Meanwhile, back at the charlatan post. No, apparently, I can’t even write a short comment. Surprise, surprise.
Reposted here because I hope it clarifies any unanswered questions about why a semi-successful, plantation-owning internet dick is so seemingly selfish about the pitiful and beleaguered Steinbeck characters who claim a humanitarian need for the smiley pseudo-spam peddled by many SEOs.
Merlin does make some broad accusations. I probably agree with many of them.
There’s one word that Ed mentions that Merlin does not. This word is analytics. Since analytics is a big part of SEO, I would like to know why he thinks it is selfish and harmful.

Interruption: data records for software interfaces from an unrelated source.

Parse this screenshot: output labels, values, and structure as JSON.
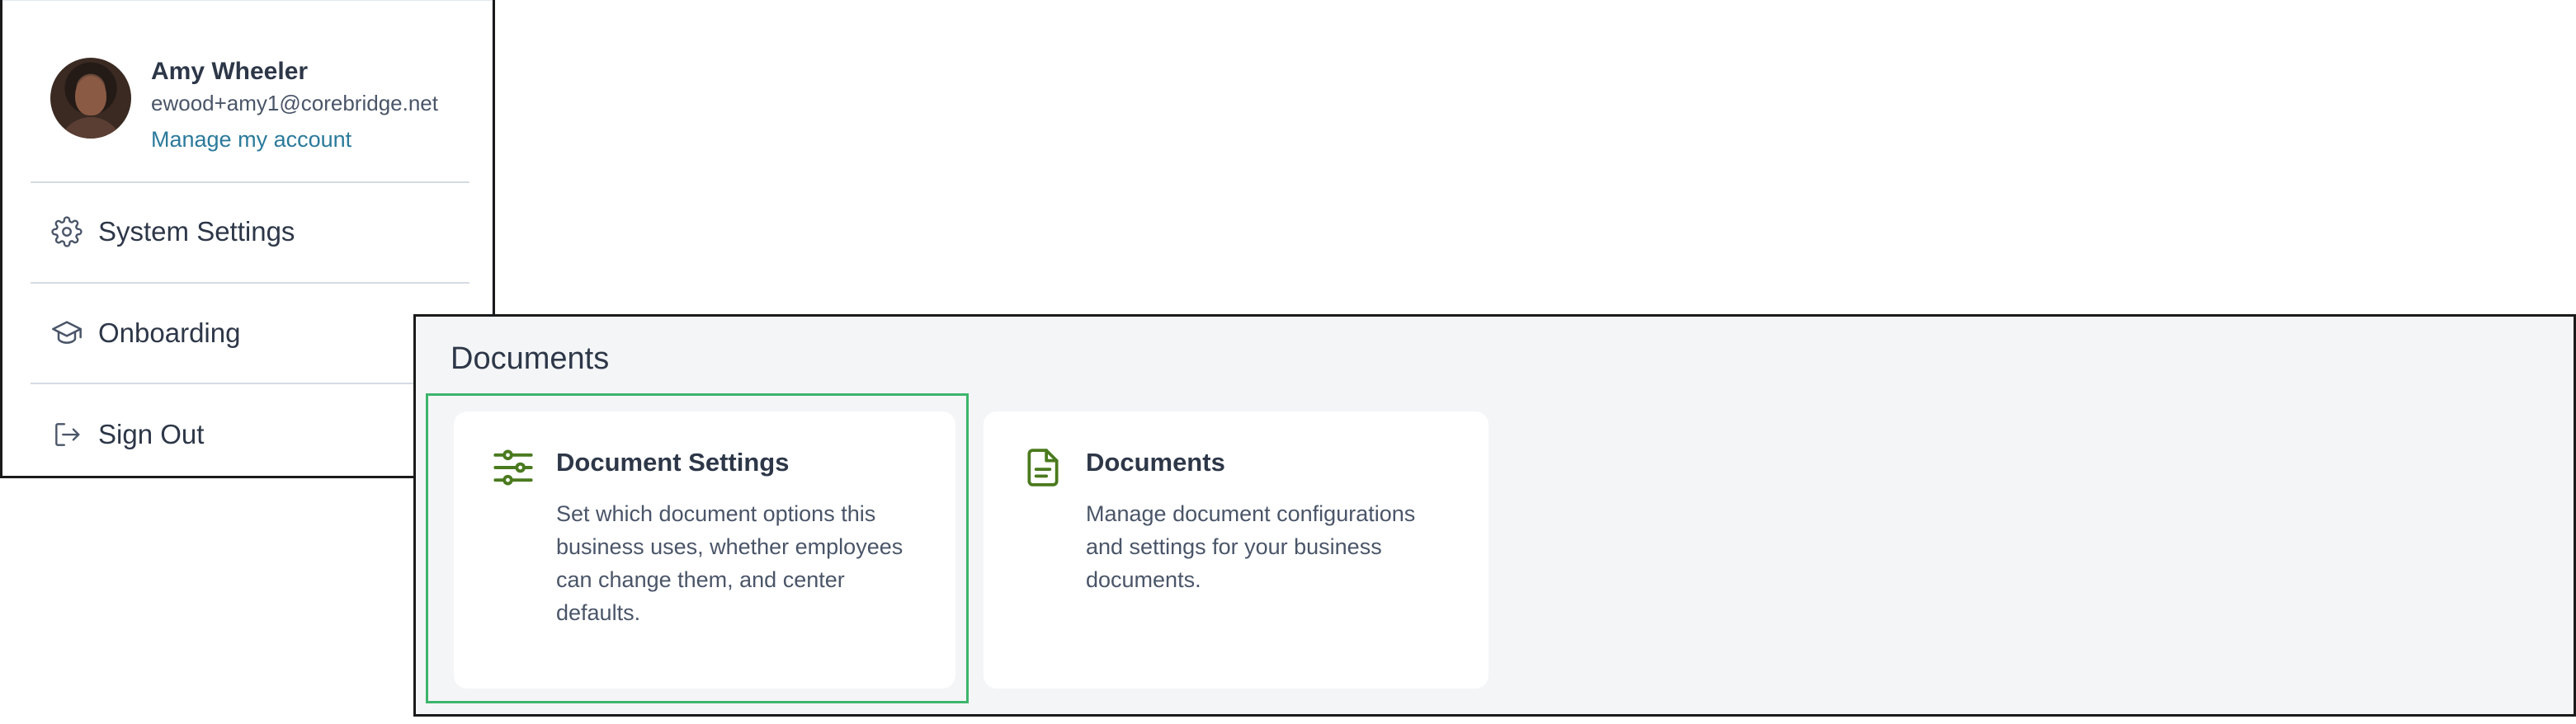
{
  "user_menu": {
    "name": "Amy Wheeler",
    "email": "ewood+amy1@corebridge.net",
    "manage_link": "Manage my account",
    "items": [
      {
        "label": "System Settings",
        "icon": "gear-icon"
      },
      {
        "label": "Onboarding",
        "icon": "graduation-cap-icon"
      },
      {
        "label": "Sign Out",
        "icon": "sign-out-icon"
      }
    ]
  },
  "documents": {
    "title": "Documents",
    "cards": [
      {
        "title": "Document Settings",
        "description": "Set which document options this business uses, whether employees can change them, and center defaults.",
        "icon": "sliders-icon"
      },
      {
        "title": "Documents",
        "description": "Manage document configurations and settings for your business documents.",
        "icon": "document-icon"
      }
    ]
  },
  "colors": {
    "accent_green": "#4a7a1e",
    "focus_green": "#3cb56a",
    "link_blue": "#2b7a9b",
    "section_bg": "#f4f5f7"
  }
}
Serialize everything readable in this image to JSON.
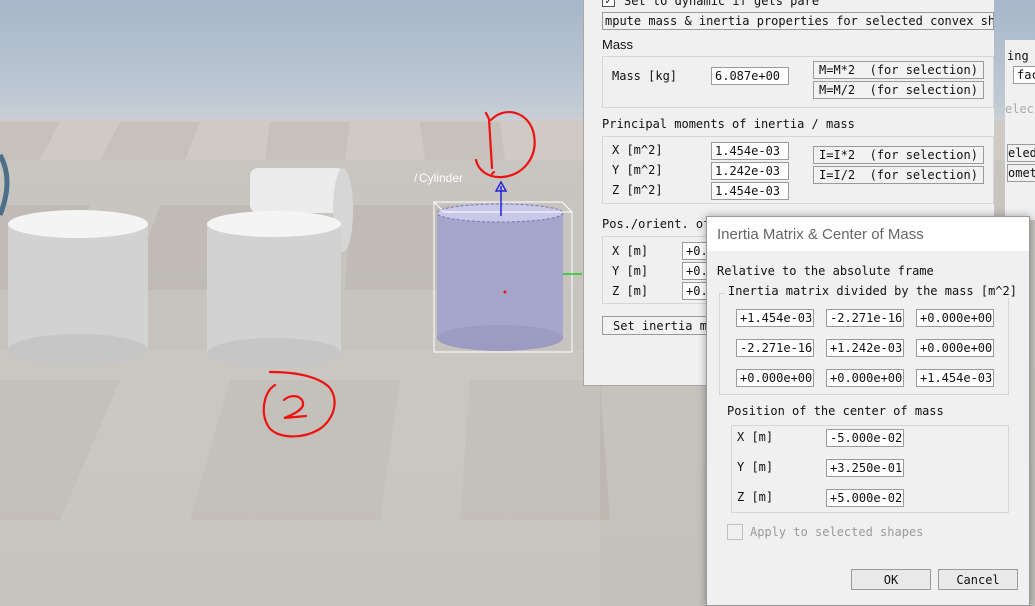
{
  "viewport": {
    "selected_object_label": "Cylinder",
    "annotations": [
      "1",
      "2"
    ]
  },
  "dynamics_panel": {
    "dynamic_checkbox_label": "Set to dynamic if gets pare",
    "compute_button_label": "mpute mass & inertia properties for selected convex shap",
    "mass_section": "Mass",
    "mass_label": "Mass [kg]",
    "mass_value": "6.087e+00",
    "mass_double_button": "M=M*2  (for selection)",
    "mass_half_button": "M=M/2  (for selection)",
    "inertia_section": "Principal moments of inertia / mass",
    "inertia_rows": [
      {
        "label": "X [m^2]",
        "value": "1.454e-03"
      },
      {
        "label": "Y [m^2]",
        "value": "1.242e-03"
      },
      {
        "label": "Z [m^2]",
        "value": "1.454e-03"
      }
    ],
    "inertia_double_button": "I=I*2  (for selection)",
    "inertia_half_button": "I=I/2  (for selection)",
    "posorient_section": "Pos./orient. of",
    "pos_rows": [
      {
        "label": "X [m]",
        "value": "+0."
      },
      {
        "label": "Y [m]",
        "value": "+0."
      },
      {
        "label": "Z [m]",
        "value": "+0."
      }
    ],
    "set_inertia_button": "Set inertia ma"
  },
  "side_strip": {
    "items": [
      "ing",
      "fac",
      "elec",
      "eled",
      "omet"
    ]
  },
  "inertia_dialog": {
    "title": "Inertia Matrix & Center of Mass",
    "relative_to": "Relative to the absolute frame",
    "matrix_caption": "Inertia matrix divided by the mass [m^2]",
    "matrix": [
      [
        "+1.454e-03",
        "-2.271e-16",
        "+0.000e+00"
      ],
      [
        "-2.271e-16",
        "+1.242e-03",
        "+0.000e+00"
      ],
      [
        "+0.000e+00",
        "+0.000e+00",
        "+1.454e-03"
      ]
    ],
    "com_caption": "Position of the center of mass",
    "com_rows": [
      {
        "label": "X [m]",
        "value": "-5.000e-02"
      },
      {
        "label": "Y [m]",
        "value": "+3.250e-01"
      },
      {
        "label": "Z [m]",
        "value": "+5.000e-02"
      }
    ],
    "apply_label": "Apply to selected shapes",
    "ok_label": "OK",
    "cancel_label": "Cancel"
  },
  "colors": {
    "selected_cylinder": "#a6a6cc",
    "annotation_red": "#ee1111",
    "axis_blue": "#2222dd"
  }
}
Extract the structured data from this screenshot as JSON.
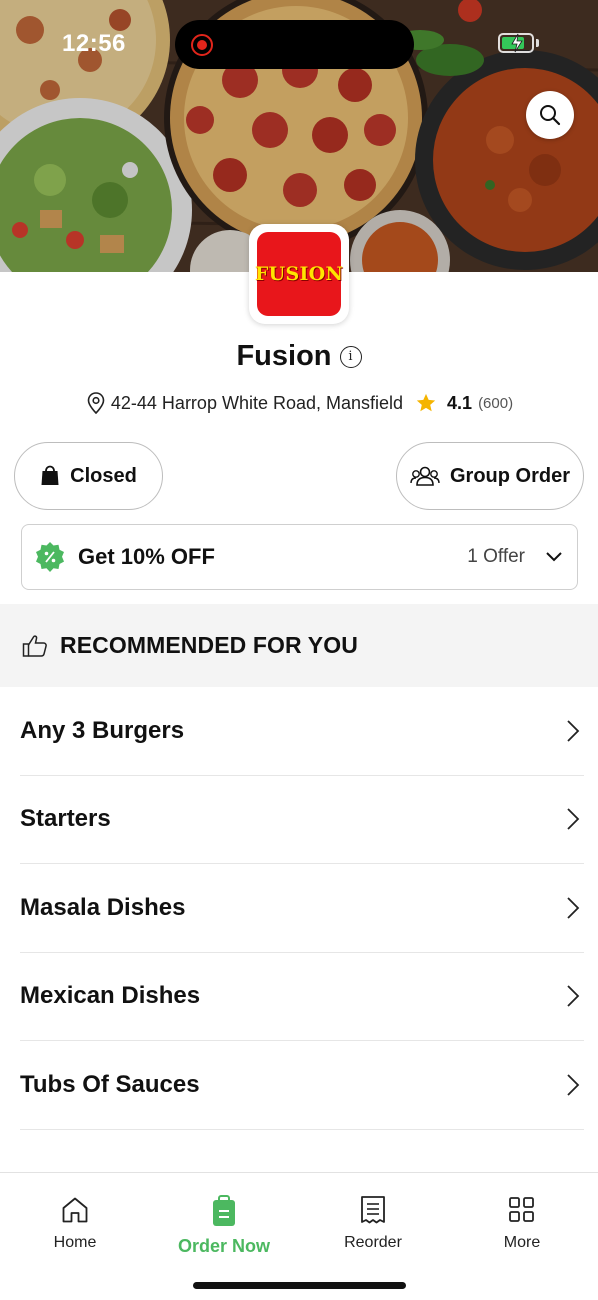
{
  "status_bar": {
    "time": "12:56",
    "battery_percent": 80
  },
  "store": {
    "name": "Fusion",
    "logo_text": "FUSION",
    "address": "42-44 Harrop White Road, Mansfield",
    "rating": "4.1",
    "rating_count": "(600)"
  },
  "actions": {
    "status_label": "Closed",
    "group_order_label": "Group Order"
  },
  "offer": {
    "title": "Get 10% OFF",
    "count_label": "1 Offer"
  },
  "section": {
    "title": "RECOMMENDED FOR YOU"
  },
  "categories": [
    {
      "label": "Any 3 Burgers"
    },
    {
      "label": "Starters"
    },
    {
      "label": "Masala Dishes"
    },
    {
      "label": "Mexican Dishes"
    },
    {
      "label": "Tubs Of Sauces"
    }
  ],
  "nav": {
    "items": [
      {
        "label": "Home",
        "icon": "home-icon"
      },
      {
        "label": "Order Now",
        "icon": "order-bag-icon"
      },
      {
        "label": "Reorder",
        "icon": "receipt-icon"
      },
      {
        "label": "More",
        "icon": "grid-icon"
      }
    ],
    "active_index": 1
  },
  "colors": {
    "accent_green": "#4cb860",
    "star": "#f5b400",
    "logo_red": "#e8161b",
    "logo_text": "#ffe500",
    "record_red": "#e1251b"
  }
}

Dude, I’m all about analytics. A champion of analytics, actually, for reasons I’ll explain below. Man, I tell anyone who’ll listen to drop those couple lines of Google Analytics into every page and then just let er rip. Even if you don’t look at it for months, just start letting the data pile up. It’s the single smartest thing a web person can do, IMO.

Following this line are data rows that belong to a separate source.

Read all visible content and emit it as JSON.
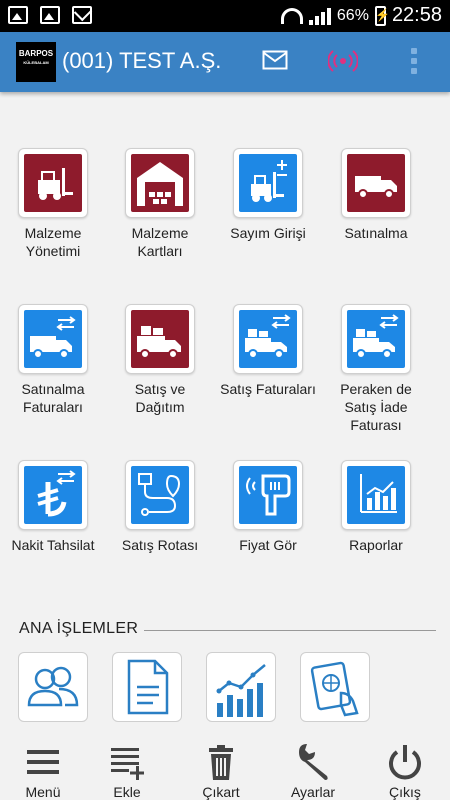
{
  "status_bar": {
    "battery": "66%",
    "time": "22:58",
    "icons": [
      "image-icon",
      "gallery-icon",
      "mail-icon",
      "wifi-icon",
      "signal-icon",
      "battery-icon"
    ]
  },
  "app_bar": {
    "logo_text": "BARPOS",
    "logo_sub": "KÜLEBALAM",
    "title": "(001) TEST A.Ş.",
    "icons": [
      "mail-icon",
      "live-signal-icon",
      "more-vert-icon"
    ],
    "colors": {
      "bar": "#3a82c4",
      "live": "#e03080"
    }
  },
  "tiles": [
    {
      "label": "Malzeme Yönetimi",
      "icon": "forklift-icon",
      "color": "#8e1b2c"
    },
    {
      "label": "Malzeme Kartları",
      "icon": "warehouse-icon",
      "color": "#8e1b2c"
    },
    {
      "label": "Sayım Girişi",
      "icon": "forklift-count-icon",
      "color": "#1e88e5"
    },
    {
      "label": "Satınalma",
      "icon": "truck-icon",
      "color": "#8e1b2c"
    },
    {
      "label": "Satınalma Faturaları",
      "icon": "truck-arrows-icon",
      "color": "#1e88e5"
    },
    {
      "label": "Satış ve Dağıtım",
      "icon": "loaded-truck-icon",
      "color": "#8e1b2c"
    },
    {
      "label": "Satış Faturaları",
      "icon": "loaded-truck-arrows-icon",
      "color": "#1e88e5"
    },
    {
      "label": "Peraken de Satış İade Faturası",
      "icon": "loaded-truck-arrows-icon",
      "color": "#1e88e5"
    },
    {
      "label": "Nakit Tahsilat",
      "icon": "lira-icon",
      "color": "#1e88e5"
    },
    {
      "label": "Satış Rotası",
      "icon": "route-icon",
      "color": "#1e88e5"
    },
    {
      "label": "Fiyat Gör",
      "icon": "barcode-scanner-icon",
      "color": "#1e88e5"
    },
    {
      "label": "Raporlar",
      "icon": "chart-icon",
      "color": "#1e88e5"
    }
  ],
  "section": {
    "title": "ANA İŞLEMLER"
  },
  "ana_tiles": [
    {
      "icon": "users-icon"
    },
    {
      "icon": "document-icon"
    },
    {
      "icon": "analytics-icon"
    },
    {
      "icon": "passport-icon"
    }
  ],
  "bottom_nav": [
    {
      "label": "Menü",
      "icon": "menu-icon"
    },
    {
      "label": "Ekle",
      "icon": "add-list-icon"
    },
    {
      "label": "Çıkart",
      "icon": "trash-icon"
    },
    {
      "label": "Ayarlar",
      "icon": "wrench-icon"
    },
    {
      "label": "Çıkış",
      "icon": "power-icon"
    }
  ]
}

Two big points:
1. Wanting traffic and success is universal and good.
I want it, you want it, everyone wants it. I’d hate for people to think I’m saying “don’t try to be successful on the web,” because, Lordy, I’m not. It’s my job to do those things. Clearly.
What I am saying is that success and traffic should, wherever possible, be organic, sane, honest, and based on doing strong work that merits the kind of attention that Google et al typically use to assign importance and relevance. It’s why Google beat Alta Vista, but it’s also why so many people are obsessed with this cargo cult of rising in the SERPs.

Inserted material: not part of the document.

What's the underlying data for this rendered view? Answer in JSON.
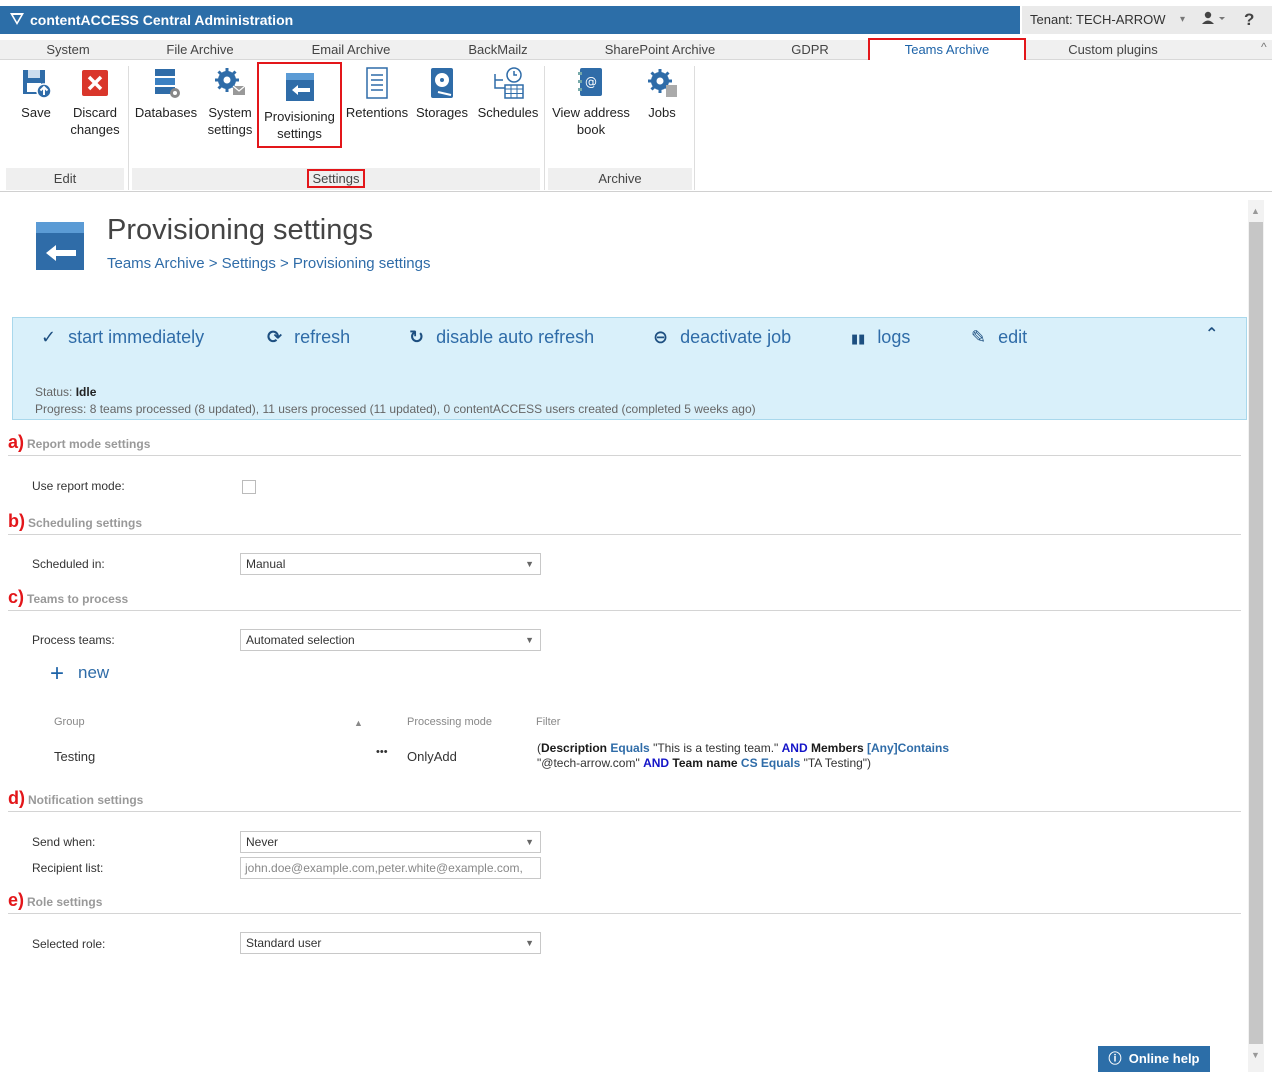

"Link building," overly ambitious comment spamming, stuffed keywords, and all the other tricks that many black- and grey-hat SEOs use is cheating. Period. This stuff harms users and it also harms the companies who are foolish enough to do it. It hurts their credibility for chump change, and exposes them to the dreaded Google ban.
Part of the problem, from my perspective, is that “SEO” used to mean something pretty different when I was still doing web development. It meant making it easy for sites like Google to love and promote your real work; it didn’t mean, as it often does now, doing everything possible to gin up your results right to the point of penalization.
So maybe we’re just using a term differently. But, my gut is that people are not paying SEOs big bucks to learn the importance of [
<h1>]1 and a good title tag. I could certainly be wrong, and am open to the correction.
2. Smart analytics let you be a thoughtful host. If you choose to be.
Analytics, to me, are about much more than ego surfing, intelligence about ad-buying, and marketing effectiveness, although they’re awesome at all three.
Analytics, when used well, also let you learn what works (for now) so you can periodically kill off the stuff whose useful-to-annoying ratio isn’t cutting it. For this very reason, I LOVE A/B testing. It also lets you learn, for example, where conditional presentations might be effective and useful and helps you evolve a better experience for your visitors as well as a more profitable business for yourself.
Thing is I look at a site like HuffPo (via my blog: http://bit.ly/14JVP), for example, and I see nothing like that. A glance at their code shows they’re using analytics by Sitemeter, ScorecardResearch, BuzzFeed, plus, of course, Google Analytics — which they are using to also track every outgoing link (very smart, by the way)
All swell, but how’s it helping their users?
I see a spray and pray approach to throwing every conceivable cheesy traffic-builder onto every page in a way that says, “Eff You, reader.” They could easily determine which of the many social sharing badges work best, which self-linky promotions work best, which chrome most or least helps anyone. But they don’t. Because they’re desperate for empty, dumb traffic. And it shows. Horribly so.
Anything that helps a business make smarter and saner decisions is swell. But I see a lot of sites of all sizes going down the tubes by playing ridiculous (and, yes, ineffective) games that insult the intelligence of every person who actually cares about what’s happening in that tiny little postage stamp of “content.” It implies that a business can only succeed by attracting people who don’t mind being tricked or somehow enjoy having their time deliberately wasted.
I’m all about figuring out how to be successful and well-trafficked. I just get the sense there’s a lot of terrible advice out there that’s driving people, businesses, and publishers toward the dark side by encouraging them to pee in the village well for what amounts to a handful of cold nickels.
And I think that’s a shame for everybody involved.
Again: way open to correction on any of this.
And I am. Correct away.
Snipped off by the parser in my comment on Ed’s site; added back here. ↩